• [ASSIGNMENT] Every line of the data must be set down exactly as shown.

• [SUPPLIED MATERIAL]

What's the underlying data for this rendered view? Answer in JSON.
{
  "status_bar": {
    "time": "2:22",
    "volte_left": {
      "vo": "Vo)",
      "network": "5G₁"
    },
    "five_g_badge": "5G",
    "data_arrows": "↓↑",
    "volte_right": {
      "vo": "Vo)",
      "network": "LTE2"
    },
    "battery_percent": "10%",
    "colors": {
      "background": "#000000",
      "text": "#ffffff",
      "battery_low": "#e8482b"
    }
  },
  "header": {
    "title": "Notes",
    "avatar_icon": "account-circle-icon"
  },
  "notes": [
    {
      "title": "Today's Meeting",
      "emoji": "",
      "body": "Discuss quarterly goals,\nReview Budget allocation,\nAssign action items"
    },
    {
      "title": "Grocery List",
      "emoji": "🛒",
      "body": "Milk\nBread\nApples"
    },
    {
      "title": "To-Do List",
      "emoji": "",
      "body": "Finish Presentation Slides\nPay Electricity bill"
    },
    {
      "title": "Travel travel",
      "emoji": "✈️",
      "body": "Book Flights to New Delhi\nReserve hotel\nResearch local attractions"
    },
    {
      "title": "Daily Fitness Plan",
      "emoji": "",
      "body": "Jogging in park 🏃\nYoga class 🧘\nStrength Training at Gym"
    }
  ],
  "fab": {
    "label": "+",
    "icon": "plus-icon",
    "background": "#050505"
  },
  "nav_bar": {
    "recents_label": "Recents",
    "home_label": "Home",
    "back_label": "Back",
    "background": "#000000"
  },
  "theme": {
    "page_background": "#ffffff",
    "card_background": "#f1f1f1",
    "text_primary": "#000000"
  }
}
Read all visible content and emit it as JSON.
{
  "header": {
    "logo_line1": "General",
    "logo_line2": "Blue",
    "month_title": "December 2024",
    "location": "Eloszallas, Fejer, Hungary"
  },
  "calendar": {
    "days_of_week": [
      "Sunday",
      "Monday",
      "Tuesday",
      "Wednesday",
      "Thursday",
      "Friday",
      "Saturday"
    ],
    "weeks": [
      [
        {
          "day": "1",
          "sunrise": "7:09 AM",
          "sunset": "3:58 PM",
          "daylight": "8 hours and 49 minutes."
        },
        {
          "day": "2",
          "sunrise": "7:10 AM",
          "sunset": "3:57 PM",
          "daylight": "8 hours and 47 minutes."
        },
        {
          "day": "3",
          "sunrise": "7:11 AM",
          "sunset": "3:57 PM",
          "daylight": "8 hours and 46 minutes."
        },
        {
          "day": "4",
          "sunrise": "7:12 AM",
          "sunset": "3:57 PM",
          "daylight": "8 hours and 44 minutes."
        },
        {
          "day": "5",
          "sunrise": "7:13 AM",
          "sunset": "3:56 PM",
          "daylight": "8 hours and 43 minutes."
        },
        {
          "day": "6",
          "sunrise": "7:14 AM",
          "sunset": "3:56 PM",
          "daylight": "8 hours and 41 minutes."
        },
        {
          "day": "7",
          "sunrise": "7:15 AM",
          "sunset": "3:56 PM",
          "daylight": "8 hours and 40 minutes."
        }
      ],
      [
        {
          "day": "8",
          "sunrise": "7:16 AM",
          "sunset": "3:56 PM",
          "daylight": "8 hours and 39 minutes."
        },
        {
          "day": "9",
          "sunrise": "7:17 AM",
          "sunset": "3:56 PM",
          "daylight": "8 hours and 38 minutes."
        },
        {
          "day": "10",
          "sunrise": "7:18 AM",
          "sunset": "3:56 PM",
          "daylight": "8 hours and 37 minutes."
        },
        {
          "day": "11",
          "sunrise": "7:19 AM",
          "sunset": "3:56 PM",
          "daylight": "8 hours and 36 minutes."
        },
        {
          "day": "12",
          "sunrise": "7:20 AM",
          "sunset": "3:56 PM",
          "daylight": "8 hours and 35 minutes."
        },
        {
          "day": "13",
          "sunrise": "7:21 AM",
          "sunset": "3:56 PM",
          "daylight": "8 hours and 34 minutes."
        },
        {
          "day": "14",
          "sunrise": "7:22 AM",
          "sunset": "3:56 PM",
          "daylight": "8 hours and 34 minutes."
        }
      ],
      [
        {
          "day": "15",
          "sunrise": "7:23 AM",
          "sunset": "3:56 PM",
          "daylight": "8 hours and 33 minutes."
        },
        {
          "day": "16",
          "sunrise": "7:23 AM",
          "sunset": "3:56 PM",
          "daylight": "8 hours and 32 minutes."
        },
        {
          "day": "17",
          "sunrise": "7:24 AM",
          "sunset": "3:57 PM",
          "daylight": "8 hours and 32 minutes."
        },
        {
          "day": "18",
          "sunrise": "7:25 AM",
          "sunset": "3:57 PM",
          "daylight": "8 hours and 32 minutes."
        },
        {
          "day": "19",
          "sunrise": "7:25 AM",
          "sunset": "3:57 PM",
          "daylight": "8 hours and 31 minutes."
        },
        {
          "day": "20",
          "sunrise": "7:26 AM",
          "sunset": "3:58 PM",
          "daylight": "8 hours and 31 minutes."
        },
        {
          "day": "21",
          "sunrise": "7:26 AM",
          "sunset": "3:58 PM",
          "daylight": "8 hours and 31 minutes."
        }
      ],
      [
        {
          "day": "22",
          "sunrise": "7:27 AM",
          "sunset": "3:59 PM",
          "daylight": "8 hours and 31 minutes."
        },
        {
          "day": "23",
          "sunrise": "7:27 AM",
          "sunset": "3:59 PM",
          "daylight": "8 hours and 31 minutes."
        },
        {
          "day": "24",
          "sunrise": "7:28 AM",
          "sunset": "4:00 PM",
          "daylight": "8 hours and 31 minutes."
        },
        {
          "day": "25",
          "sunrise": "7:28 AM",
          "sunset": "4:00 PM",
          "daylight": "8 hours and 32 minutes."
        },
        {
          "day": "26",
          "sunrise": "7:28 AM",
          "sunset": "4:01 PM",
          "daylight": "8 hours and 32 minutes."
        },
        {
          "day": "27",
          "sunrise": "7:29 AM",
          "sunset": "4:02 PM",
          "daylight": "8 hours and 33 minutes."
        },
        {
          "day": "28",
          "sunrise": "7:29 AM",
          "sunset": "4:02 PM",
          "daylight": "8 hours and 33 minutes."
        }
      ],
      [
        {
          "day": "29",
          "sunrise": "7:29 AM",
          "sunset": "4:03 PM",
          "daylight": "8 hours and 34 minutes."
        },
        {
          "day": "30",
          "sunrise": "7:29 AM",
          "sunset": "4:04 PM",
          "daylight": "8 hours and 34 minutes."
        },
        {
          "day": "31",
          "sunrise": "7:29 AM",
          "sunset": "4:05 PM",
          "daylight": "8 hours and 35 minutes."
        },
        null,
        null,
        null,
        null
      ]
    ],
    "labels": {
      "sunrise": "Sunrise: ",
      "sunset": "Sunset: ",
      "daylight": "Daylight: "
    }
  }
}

• [OUTPUT OF THE TASK]
What's the underlying data for this rendered view? Answer in JSON.
{
  "status_bar": {
    "time": "2:22",
    "volte_left": {
      "vo": "Vo)",
      "network": "5G₁"
    },
    "five_g_badge": "5G",
    "data_arrows": "↓↑",
    "volte_right": {
      "vo": "Vo)",
      "network": "LTE2"
    },
    "battery_percent": "10%",
    "colors": {
      "background": "#000000",
      "text": "#ffffff",
      "battery_low": "#e8482b"
    }
  },
  "header": {
    "title": "Notes",
    "avatar_icon": "account-circle-icon"
  },
  "notes": [
    {
      "title": "Today's Meeting",
      "emoji": "",
      "body": "Discuss quarterly goals,\nReview Budget allocation,\nAssign action items"
    },
    {
      "title": "Grocery List",
      "emoji": "🛒",
      "body": "Milk\nBread\nApples"
    },
    {
      "title": "To-Do List",
      "emoji": "",
      "body": "Finish Presentation Slides\nPay Electricity bill"
    },
    {
      "title": "Travel travel",
      "emoji": "✈️",
      "body": "Book Flights to New Delhi\nReserve hotel\nResearch local attractions"
    },
    {
      "title": "Daily Fitness Plan",
      "emoji": "",
      "body": "Jogging in park 🏃\nYoga class 🧘\nStrength Training at Gym"
    }
  ],
  "fab": {
    "label": "+",
    "icon": "plus-icon",
    "background": "#050505"
  },
  "nav_bar": {
    "recents_label": "Recents",
    "home_label": "Home",
    "back_label": "Back",
    "background": "#000000"
  },
  "theme": {
    "page_background": "#ffffff",
    "card_background": "#f1f1f1",
    "text_primary": "#000000"
  }
}
Read all visible content and emit it as JSON.
{
  "header": {
    "logo_line1": "General",
    "logo_line2": "Blue",
    "month_title": "December 2024",
    "location": "Eloszallas, Fejer, Hungary"
  },
  "calendar": {
    "days_of_week": [
      "Sunday",
      "Monday",
      "Tuesday",
      "Wednesday",
      "Thursday",
      "Friday",
      "Saturday"
    ],
    "weeks": [
      [
        {
          "day": "1",
          "sunrise": "7:09 AM",
          "sunset": "3:58 PM",
          "daylight": "8 hours and 49 minutes."
        },
        {
          "day": "2",
          "sunrise": "7:10 AM",
          "sunset": "3:57 PM",
          "daylight": "8 hours and 47 minutes."
        },
        {
          "day": "3",
          "sunrise": "7:11 AM",
          "sunset": "3:57 PM",
          "daylight": "8 hours and 46 minutes."
        },
        {
          "day": "4",
          "sunrise": "7:12 AM",
          "sunset": "3:57 PM",
          "daylight": "8 hours and 44 minutes."
        },
        {
          "day": "5",
          "sunrise": "7:13 AM",
          "sunset": "3:56 PM",
          "daylight": "8 hours and 43 minutes."
        },
        {
          "day": "6",
          "sunrise": "7:14 AM",
          "sunset": "3:56 PM",
          "daylight": "8 hours and 41 minutes."
        },
        {
          "day": "7",
          "sunrise": "7:15 AM",
          "sunset": "3:56 PM",
          "daylight": "8 hours and 40 minutes."
        }
      ],
      [
        {
          "day": "8",
          "sunrise": "7:16 AM",
          "sunset": "3:56 PM",
          "daylight": "8 hours and 39 minutes."
        },
        {
          "day": "9",
          "sunrise": "7:17 AM",
          "sunset": "3:56 PM",
          "daylight": "8 hours and 38 minutes."
        },
        {
          "day": "10",
          "sunrise": "7:18 AM",
          "sunset": "3:56 PM",
          "daylight": "8 hours and 37 minutes."
        },
        {
          "day": "11",
          "sunrise": "7:19 AM",
          "sunset": "3:56 PM",
          "daylight": "8 hours and 36 minutes."
        },
        {
          "day": "12",
          "sunrise": "7:20 AM",
          "sunset": "3:56 PM",
          "daylight": "8 hours and 35 minutes."
        },
        {
          "day": "13",
          "sunrise": "7:21 AM",
          "sunset": "3:56 PM",
          "daylight": "8 hours and 34 minutes."
        },
        {
          "day": "14",
          "sunrise": "7:22 AM",
          "sunset": "3:56 PM",
          "daylight": "8 hours and 34 minutes."
        }
      ],
      [
        {
          "day": "15",
          "sunrise": "7:23 AM",
          "sunset": "3:56 PM",
          "daylight": "8 hours and 33 minutes."
        },
        {
          "day": "16",
          "sunrise": "7:23 AM",
          "sunset": "3:56 PM",
          "daylight": "8 hours and 32 minutes."
        },
        {
          "day": "17",
          "sunrise": "7:24 AM",
          "sunset": "3:57 PM",
          "daylight": "8 hours and 32 minutes."
        },
        {
          "day": "18",
          "sunrise": "7:25 AM",
          "sunset": "3:57 PM",
          "daylight": "8 hours and 32 minutes."
        },
        {
          "day": "19",
          "sunrise": "7:25 AM",
          "sunset": "3:57 PM",
          "daylight": "8 hours and 31 minutes."
        },
        {
          "day": "20",
          "sunrise": "7:26 AM",
          "sunset": "3:58 PM",
          "daylight": "8 hours and 31 minutes."
        },
        {
          "day": "21",
          "sunrise": "7:26 AM",
          "sunset": "3:58 PM",
          "daylight": "8 hours and 31 minutes."
        }
      ],
      [
        {
          "day": "22",
          "sunrise": "7:27 AM",
          "sunset": "3:59 PM",
          "daylight": "8 hours and 31 minutes."
        },
        {
          "day": "23",
          "sunrise": "7:27 AM",
          "sunset": "3:59 PM",
          "daylight": "8 hours and 31 minutes."
        },
        {
          "day": "24",
          "sunrise": "7:28 AM",
          "sunset": "4:00 PM",
          "daylight": "8 hours and 31 minutes."
        },
        {
          "day": "25",
          "sunrise": "7:28 AM",
          "sunset": "4:00 PM",
          "daylight": "8 hours and 32 minutes."
        },
        {
          "day": "26",
          "sunrise": "7:28 AM",
          "sunset": "4:01 PM",
          "daylight": "8 hours and 32 minutes."
        },
        {
          "day": "27",
          "sunrise": "7:29 AM",
          "sunset": "4:02 PM",
          "daylight": "8 hours and 33 minutes."
        },
        {
          "day": "28",
          "sunrise": "7:29 AM",
          "sunset": "4:02 PM",
          "daylight": "8 hours and 33 minutes."
        }
      ],
      [
        {
          "day": "29",
          "sunrise": "7:29 AM",
          "sunset": "4:03 PM",
          "daylight": "8 hours and 34 minutes."
        },
        {
          "day": "30",
          "sunrise": "7:29 AM",
          "sunset": "4:04 PM",
          "daylight": "8 hours and 34 minutes."
        },
        {
          "day": "31",
          "sunrise": "7:29 AM",
          "sunset": "4:05 PM",
          "daylight": "8 hours and 35 minutes."
        },
        null,
        null,
        null,
        null
      ]
    ],
    "labels": {
      "sunrise": "Sunrise: ",
      "sunset": "Sunset: ",
      "daylight": "Daylight: "
    }
  }
}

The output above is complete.